Live-streaming – It’s no secret that Twitter’s placing big bets on live-streaming. The platform recently reiterated this at their “#WhatsNext” event, with COO Adam Bain saying that live is the “purest embodiment” of what the platform is all about, enabling users to be part of what’s happening right now, at any given time.
As such, Twitter’s concentrating on making live content a centrepiece of the Twitter experience – and with research showing that one in two Twitter users are active on the platform while watching TV, that focus makes sense. But with Facebook also working to appeal to that same audience, the challenge is significant.
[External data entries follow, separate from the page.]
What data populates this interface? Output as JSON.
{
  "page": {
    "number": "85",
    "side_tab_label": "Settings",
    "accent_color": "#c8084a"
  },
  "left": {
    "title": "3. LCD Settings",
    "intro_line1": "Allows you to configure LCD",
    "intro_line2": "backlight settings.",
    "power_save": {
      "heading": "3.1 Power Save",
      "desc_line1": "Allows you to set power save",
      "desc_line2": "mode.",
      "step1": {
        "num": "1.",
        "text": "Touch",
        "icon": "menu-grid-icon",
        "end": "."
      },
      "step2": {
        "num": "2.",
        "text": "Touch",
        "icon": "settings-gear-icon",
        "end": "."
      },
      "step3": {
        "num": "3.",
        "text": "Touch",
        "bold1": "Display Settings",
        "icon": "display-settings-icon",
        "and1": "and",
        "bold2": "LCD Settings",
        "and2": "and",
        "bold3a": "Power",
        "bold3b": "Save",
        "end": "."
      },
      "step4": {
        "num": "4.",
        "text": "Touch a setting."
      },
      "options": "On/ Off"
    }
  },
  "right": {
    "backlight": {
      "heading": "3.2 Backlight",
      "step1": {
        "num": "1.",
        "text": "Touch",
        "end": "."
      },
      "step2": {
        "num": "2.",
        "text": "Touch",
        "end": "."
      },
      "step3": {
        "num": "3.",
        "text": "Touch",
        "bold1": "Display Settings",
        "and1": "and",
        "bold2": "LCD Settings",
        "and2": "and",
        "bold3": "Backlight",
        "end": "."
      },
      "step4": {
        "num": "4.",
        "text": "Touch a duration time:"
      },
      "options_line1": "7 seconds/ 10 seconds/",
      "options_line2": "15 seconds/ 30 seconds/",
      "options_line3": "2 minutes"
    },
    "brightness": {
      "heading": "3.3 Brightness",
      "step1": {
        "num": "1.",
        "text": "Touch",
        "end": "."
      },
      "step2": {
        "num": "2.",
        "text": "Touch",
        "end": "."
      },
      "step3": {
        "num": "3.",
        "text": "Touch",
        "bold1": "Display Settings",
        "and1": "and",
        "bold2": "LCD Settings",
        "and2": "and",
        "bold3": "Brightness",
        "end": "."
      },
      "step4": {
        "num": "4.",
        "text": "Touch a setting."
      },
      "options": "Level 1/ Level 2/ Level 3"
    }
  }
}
Twitter’s hoping to use their live event coverage as the next stage of the platform’s growth, integrating Twitter and TV together so we’re no longer talking about ‘second-screening’, it’ll just be the screen. And it might just work – definitely, Twitter, as a platform, is more conducive to live event discussion than Facebook, but the trick, as with Zuck and Co, lies in getting Twitter’s live content onto people’s TV screens. Twitter’s working on this, but Facebook has more resources – expect both to announce new home TV set integrations in the next year, along with more programming. Each will resonate with some audiences, but the actual content is what will ultimately drive their success. On this front, Twitter has deals with several major sports, putting them in a good position to at least compete for those eyeballs.
In terms of live-streaming for individuals, Periscope’s reportedly already struggling to keep up with Facebook Live, as per data from Socialbakers.
Read more at: http://www.socialmediatoday.com/social-networks/24-predictions-social-media-and-social-media-marketing-2017